The costs of batteries have fallen faster than even the most optimistic forecasts, which means the future for EVs is looking very bright. The UK Government had previously committed to banning the sale of new conventional petrol and diesel cars by 2040. The Committee on Climate Change has described this target as not ambitious enough, and recently recommended that all sales of new cars and vans need to be ultra-low-emission vehicles by, at the very latest, 2035. The UK Government needs to adopt this as a formal target, giving a clear indication to industry that the EV is going to be the only horse in the race by the middle of this century.
The building of public charging points needs to be ramped up considerably if we’re to meet the 2050 target and these need to be standardised, so any vehicle can use any charging point. It would be a gamble to rely on the market to provide a charging network without incentives from central government. The market for building charging points won’t exist without EVs, and take up of EVs isn’t going to happen at the speed we need if the charging points aren’t accessible for every day users.
The decisions on where to situate that charging network needs to be taken at a local level; different parts of our cities and towns are more suitable for building on-street charging points or public charging points than others. Solutions which involve portable charging points (a van filled with batteries) have been proposed, but a one-size-fits-all approach isn’t going to work. Local authorities are best positioned to make those decisions, so funding from central government needs to be made available at a regional level.
So, when it comes to helping to save our planet through electricity, there are some relatively straightforward, but important steps we can take today.
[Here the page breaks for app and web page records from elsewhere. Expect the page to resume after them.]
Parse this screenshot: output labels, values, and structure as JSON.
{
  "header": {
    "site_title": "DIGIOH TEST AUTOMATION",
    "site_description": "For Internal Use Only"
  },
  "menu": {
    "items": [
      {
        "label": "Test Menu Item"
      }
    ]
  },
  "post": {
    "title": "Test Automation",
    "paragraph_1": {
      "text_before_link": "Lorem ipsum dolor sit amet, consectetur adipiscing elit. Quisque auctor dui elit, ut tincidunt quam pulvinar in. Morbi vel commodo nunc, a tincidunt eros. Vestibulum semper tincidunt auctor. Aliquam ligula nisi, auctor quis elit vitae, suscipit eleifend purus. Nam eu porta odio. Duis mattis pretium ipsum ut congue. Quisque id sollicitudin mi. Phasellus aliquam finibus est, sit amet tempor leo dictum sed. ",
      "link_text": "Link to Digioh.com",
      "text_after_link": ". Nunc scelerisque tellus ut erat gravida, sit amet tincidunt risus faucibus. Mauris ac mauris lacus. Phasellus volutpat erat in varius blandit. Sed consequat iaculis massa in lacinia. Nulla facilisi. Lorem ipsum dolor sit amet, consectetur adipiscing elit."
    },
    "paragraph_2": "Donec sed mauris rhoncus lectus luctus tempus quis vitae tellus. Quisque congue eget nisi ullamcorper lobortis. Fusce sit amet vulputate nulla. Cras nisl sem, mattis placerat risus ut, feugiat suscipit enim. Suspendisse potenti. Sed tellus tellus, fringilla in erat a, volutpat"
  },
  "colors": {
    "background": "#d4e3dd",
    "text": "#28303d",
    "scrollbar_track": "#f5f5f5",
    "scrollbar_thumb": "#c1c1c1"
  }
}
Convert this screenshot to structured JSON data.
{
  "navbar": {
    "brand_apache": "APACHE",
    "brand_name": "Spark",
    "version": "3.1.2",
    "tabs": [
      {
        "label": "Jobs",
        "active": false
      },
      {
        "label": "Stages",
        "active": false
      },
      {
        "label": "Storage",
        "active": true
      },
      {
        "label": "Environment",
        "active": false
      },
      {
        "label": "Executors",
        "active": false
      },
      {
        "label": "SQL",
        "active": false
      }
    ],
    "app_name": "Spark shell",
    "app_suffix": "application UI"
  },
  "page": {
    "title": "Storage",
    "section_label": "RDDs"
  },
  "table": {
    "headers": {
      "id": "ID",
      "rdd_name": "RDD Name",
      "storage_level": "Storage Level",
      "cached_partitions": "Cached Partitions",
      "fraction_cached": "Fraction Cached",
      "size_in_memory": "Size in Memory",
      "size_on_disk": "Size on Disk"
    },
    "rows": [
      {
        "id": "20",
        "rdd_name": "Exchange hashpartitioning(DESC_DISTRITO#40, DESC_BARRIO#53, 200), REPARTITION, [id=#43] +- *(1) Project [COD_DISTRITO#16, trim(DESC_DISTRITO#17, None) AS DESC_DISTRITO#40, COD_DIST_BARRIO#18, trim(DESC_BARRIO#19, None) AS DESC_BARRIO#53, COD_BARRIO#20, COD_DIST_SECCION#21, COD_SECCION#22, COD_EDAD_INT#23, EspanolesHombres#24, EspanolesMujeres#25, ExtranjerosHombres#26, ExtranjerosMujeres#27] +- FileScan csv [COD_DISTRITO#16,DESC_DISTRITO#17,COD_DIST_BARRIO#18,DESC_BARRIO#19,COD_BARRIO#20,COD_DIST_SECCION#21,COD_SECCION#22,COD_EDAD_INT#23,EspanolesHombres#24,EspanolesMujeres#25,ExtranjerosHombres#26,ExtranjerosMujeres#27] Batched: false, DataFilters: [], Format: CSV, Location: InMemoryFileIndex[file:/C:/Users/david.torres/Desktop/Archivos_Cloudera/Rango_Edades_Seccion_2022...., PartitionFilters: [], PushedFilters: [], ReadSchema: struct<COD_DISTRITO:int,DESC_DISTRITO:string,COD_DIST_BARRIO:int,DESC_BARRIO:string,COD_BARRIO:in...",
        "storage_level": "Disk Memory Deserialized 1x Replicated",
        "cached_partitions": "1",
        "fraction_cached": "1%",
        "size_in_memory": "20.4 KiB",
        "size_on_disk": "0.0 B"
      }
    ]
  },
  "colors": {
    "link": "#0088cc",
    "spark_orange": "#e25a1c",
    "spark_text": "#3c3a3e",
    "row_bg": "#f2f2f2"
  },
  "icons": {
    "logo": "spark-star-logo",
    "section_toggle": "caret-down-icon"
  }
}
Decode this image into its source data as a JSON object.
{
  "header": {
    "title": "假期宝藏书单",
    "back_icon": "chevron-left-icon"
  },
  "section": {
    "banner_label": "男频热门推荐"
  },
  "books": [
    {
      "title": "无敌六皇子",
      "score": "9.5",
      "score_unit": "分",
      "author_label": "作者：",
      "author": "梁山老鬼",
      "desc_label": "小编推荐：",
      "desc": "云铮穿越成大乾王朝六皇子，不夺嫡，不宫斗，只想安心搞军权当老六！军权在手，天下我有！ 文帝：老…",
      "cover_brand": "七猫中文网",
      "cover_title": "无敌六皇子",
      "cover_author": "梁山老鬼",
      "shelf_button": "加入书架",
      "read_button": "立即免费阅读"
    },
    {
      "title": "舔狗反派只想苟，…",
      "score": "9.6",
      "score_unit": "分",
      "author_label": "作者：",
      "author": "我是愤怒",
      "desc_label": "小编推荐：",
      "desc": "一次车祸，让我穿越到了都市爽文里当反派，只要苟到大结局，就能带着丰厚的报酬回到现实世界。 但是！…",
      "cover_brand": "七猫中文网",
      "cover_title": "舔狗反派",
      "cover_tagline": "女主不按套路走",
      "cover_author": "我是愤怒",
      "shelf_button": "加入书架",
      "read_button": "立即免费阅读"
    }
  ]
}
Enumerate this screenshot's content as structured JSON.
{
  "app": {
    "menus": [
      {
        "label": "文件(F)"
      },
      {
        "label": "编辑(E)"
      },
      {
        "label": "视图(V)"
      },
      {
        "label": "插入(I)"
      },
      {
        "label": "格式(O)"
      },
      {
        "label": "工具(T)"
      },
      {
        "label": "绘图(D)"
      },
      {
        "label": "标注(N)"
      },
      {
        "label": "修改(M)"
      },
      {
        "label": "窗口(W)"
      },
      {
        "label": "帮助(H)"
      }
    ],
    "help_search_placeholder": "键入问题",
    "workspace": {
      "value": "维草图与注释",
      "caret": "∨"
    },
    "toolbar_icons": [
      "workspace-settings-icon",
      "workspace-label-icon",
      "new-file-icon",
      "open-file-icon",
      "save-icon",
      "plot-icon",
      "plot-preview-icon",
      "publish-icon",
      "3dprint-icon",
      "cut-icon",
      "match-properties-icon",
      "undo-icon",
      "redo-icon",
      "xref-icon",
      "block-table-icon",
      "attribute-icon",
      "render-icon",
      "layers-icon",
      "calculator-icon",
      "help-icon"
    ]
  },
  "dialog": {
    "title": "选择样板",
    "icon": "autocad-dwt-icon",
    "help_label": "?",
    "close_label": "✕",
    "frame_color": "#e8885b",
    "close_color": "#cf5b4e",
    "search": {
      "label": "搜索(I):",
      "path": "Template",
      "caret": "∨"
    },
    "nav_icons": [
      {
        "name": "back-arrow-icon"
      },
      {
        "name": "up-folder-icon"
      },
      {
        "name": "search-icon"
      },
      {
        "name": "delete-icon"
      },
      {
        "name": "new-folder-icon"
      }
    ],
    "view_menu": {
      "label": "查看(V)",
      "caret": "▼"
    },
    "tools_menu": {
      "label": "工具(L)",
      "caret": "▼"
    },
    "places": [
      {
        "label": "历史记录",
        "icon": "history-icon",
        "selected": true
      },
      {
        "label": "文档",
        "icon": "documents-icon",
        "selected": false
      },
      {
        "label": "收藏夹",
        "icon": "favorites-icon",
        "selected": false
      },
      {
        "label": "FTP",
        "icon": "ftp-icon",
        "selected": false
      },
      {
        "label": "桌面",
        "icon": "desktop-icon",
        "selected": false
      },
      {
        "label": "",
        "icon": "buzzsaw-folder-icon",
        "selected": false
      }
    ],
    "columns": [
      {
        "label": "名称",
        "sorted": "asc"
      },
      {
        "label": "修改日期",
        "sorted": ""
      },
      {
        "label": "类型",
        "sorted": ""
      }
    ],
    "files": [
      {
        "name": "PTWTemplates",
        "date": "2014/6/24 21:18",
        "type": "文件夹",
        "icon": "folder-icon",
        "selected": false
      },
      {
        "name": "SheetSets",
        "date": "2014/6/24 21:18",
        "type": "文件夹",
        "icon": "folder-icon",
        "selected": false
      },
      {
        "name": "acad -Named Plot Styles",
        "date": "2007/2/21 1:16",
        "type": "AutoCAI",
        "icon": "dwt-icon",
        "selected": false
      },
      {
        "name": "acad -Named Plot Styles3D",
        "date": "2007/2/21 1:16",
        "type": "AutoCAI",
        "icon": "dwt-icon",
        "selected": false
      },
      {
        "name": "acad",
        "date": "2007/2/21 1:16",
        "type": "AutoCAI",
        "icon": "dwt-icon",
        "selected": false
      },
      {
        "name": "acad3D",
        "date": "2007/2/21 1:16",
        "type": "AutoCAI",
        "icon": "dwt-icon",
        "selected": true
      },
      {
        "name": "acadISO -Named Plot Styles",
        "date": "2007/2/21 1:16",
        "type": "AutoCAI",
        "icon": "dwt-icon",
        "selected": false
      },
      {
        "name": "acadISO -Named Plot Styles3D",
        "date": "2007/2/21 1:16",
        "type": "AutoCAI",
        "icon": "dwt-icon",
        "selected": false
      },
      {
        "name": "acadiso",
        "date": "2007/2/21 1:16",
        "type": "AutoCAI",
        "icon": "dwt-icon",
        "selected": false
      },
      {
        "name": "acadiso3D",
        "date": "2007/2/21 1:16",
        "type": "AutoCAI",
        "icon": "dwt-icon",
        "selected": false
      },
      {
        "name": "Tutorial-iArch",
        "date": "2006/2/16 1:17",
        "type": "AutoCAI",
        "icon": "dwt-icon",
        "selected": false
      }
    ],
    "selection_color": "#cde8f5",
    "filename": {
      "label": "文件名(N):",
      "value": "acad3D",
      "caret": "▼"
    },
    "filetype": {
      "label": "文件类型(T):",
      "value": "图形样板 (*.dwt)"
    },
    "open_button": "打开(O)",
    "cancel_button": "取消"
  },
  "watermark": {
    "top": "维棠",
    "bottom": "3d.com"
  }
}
Through advanced materials and new and innovative kinds of research, there are also many possibilities for protecting our future.
By being creative, thoughtful and bold with our current technologies, we have the immediate power to address a global challenge and, ultimately, safeguard humanity’s long-term survival.